Page. He's gone into Smithfield, to buy your worship a horse. Fal. I bought him in Paul's, and he'll buy me a horse in Smithfield: an I could get me but a wife in the stews, I were manned, horsed, and wived.‡
Enter the LORD CHIEF JUSTICE and an ATTENDANT.
Page. Sir, here comes the nobleman that committed the prince for striking him about Bardolph.
Fal. Wait close, I will not see him.
Ch. Just. What's he that goes there?
Atten. Falstaff, an't please your lordship.
Ch. Just. He that was in question for the robbery?
Atten. He, my lord: but he hath since done good service at Shrewsbury; and, as I hear, is now going with some charge to the lord John of Lancaster.
Ch. Just. What, to York? Call him back again.
Fal. Boy, tell him, I am deaf.
Page. You must speak louder, my master is deaf.
Ch. Just. I am sure, he is, to the hearing of anything good.Go, pluck him by the elbow; I must speak with him.
Atten. Sir John,
Fal. What! a young knave, and beg! Is there not wars? is there not employment? Doth not the king lack subjects? do not the rebels need soldiers? Though it be a shame to be on any side but one, it is worse shame to beg than to be on the worst side, were it worse than the name of rebellion can tell how to make it.
Atten. You mistake me, Sir.
Fal. Why, Sir, did I say you were an honest man?

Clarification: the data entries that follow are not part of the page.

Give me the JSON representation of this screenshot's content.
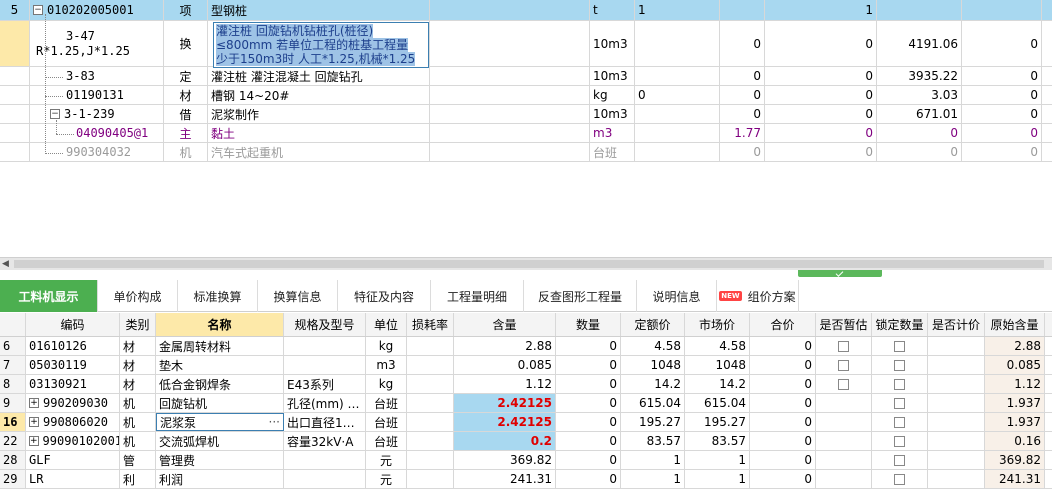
{
  "upper_rows": [
    {
      "idx": "5",
      "code": "010202005001",
      "type": "项",
      "name": "型钢桩",
      "unit": "t",
      "c6": "1",
      "c8": "1",
      "c9": "",
      "c10": ""
    },
    {
      "idx": "",
      "code": "3-47",
      "code2": "R*1.25,J*1.25",
      "type": "换",
      "name_lines": [
        "灌注桩 回旋钻机钻桩孔(桩径)",
        "≤800mm 若单位工程的桩基工程量",
        "少于150m3时 人工*1.25,机械*1.25"
      ],
      "unit": "10m3",
      "c6": "",
      "c7": "0",
      "c8": "0",
      "c9": "4191.06",
      "c10": "0"
    },
    {
      "idx": "",
      "code": "3-83",
      "type": "定",
      "name": "灌注桩 灌注混凝土 回旋钻孔",
      "unit": "10m3",
      "c6": "",
      "c7": "0",
      "c8": "0",
      "c9": "3935.22",
      "c10": "0"
    },
    {
      "idx": "",
      "code": "01190131",
      "type": "材",
      "name": "槽钢 14~20#",
      "unit": "kg",
      "c6": "0",
      "c7": "0",
      "c8": "0",
      "c9": "3.03",
      "c10": "0"
    },
    {
      "idx": "",
      "code": "3-1-239",
      "type": "借",
      "name": "泥浆制作",
      "unit": "10m3",
      "c6": "",
      "c7": "0",
      "c8": "0",
      "c9": "671.01",
      "c10": "0"
    },
    {
      "idx": "",
      "code": "04090405@1",
      "type": "主",
      "name": "黏土",
      "unit": "m3",
      "c6": "",
      "c7": "1.77",
      "c8": "0",
      "c9": "0",
      "c10": "0"
    },
    {
      "idx": "",
      "code": "990304032",
      "type": "机",
      "name": "汽车式起重机",
      "unit": "台班",
      "c6": "",
      "c7": "0",
      "c8": "0",
      "c9": "0",
      "c10": "0"
    }
  ],
  "tabs": [
    "工料机显示",
    "单价构成",
    "标准换算",
    "换算信息",
    "特征及内容",
    "工程量明细",
    "反查图形工程量",
    "说明信息",
    "组价方案"
  ],
  "new_badge": "NEW",
  "lower_headers": [
    "",
    "编码",
    "类别",
    "名称",
    "规格及型号",
    "单位",
    "损耗率",
    "含量",
    "数量",
    "定额价",
    "市场价",
    "合价",
    "是否暂估",
    "锁定数量",
    "是否计价",
    "原始含量"
  ],
  "lower_rows": [
    {
      "idx": "6",
      "code": "01610126",
      "type": "材",
      "name": "金属周转材料",
      "spec": "",
      "unit": "kg",
      "loss": "",
      "content": "2.88",
      "qty": "0",
      "quota": "4.58",
      "market": "4.58",
      "total": "0",
      "est": true,
      "lock": true,
      "price": false,
      "orig": "2.88"
    },
    {
      "idx": "7",
      "code": "05030119",
      "type": "材",
      "name": "垫木",
      "spec": "",
      "unit": "m3",
      "loss": "",
      "content": "0.085",
      "qty": "0",
      "quota": "1048",
      "market": "1048",
      "total": "0",
      "est": true,
      "lock": true,
      "price": false,
      "orig": "0.085"
    },
    {
      "idx": "8",
      "code": "03130921",
      "type": "材",
      "name": "低合金钢焊条",
      "spec": "E43系列",
      "unit": "kg",
      "loss": "",
      "content": "1.12",
      "qty": "0",
      "quota": "14.2",
      "market": "14.2",
      "total": "0",
      "est": true,
      "lock": true,
      "price": false,
      "orig": "1.12"
    },
    {
      "idx": "9",
      "code": "990209030",
      "type": "机",
      "name": "回旋钻机",
      "spec": "孔径(mm) …",
      "unit": "台班",
      "loss": "",
      "content": "2.42125",
      "qty": "0",
      "quota": "615.04",
      "market": "615.04",
      "total": "0",
      "est": false,
      "lock": true,
      "price": false,
      "orig": "1.937"
    },
    {
      "idx": "16",
      "code": "990806020",
      "type": "机",
      "name": "泥浆泵",
      "spec": "出口直径1…",
      "unit": "台班",
      "loss": "",
      "content": "2.42125",
      "qty": "0",
      "quota": "195.27",
      "market": "195.27",
      "total": "0",
      "est": false,
      "lock": true,
      "price": false,
      "orig": "1.937"
    },
    {
      "idx": "22",
      "code": "99090102001",
      "type": "机",
      "name": "交流弧焊机",
      "spec": "容量32kV·A",
      "unit": "台班",
      "loss": "",
      "content": "0.2",
      "qty": "0",
      "quota": "83.57",
      "market": "83.57",
      "total": "0",
      "est": false,
      "lock": true,
      "price": false,
      "orig": "0.16"
    },
    {
      "idx": "28",
      "code": "GLF",
      "type": "管",
      "name": "管理费",
      "spec": "",
      "unit": "元",
      "loss": "",
      "content": "369.82",
      "qty": "0",
      "quota": "1",
      "market": "1",
      "total": "0",
      "est": false,
      "lock": true,
      "price": false,
      "orig": "369.82"
    },
    {
      "idx": "29",
      "code": "LR",
      "type": "利",
      "name": "利润",
      "spec": "",
      "unit": "元",
      "loss": "",
      "content": "241.31",
      "qty": "0",
      "quota": "1",
      "market": "1",
      "total": "0",
      "est": false,
      "lock": true,
      "price": false,
      "orig": "241.31"
    }
  ]
}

Setting my knighthood and my soldiership aside, I had lied in my throat if I had said so.
* Keep him in expectation.
+ In their debt.
Alluding to an old proverb: Who goes to Westminster for a wife, to St. Paul's for a man, and to Smithfield for a horse, may meet with a whore, a knave, and a jade.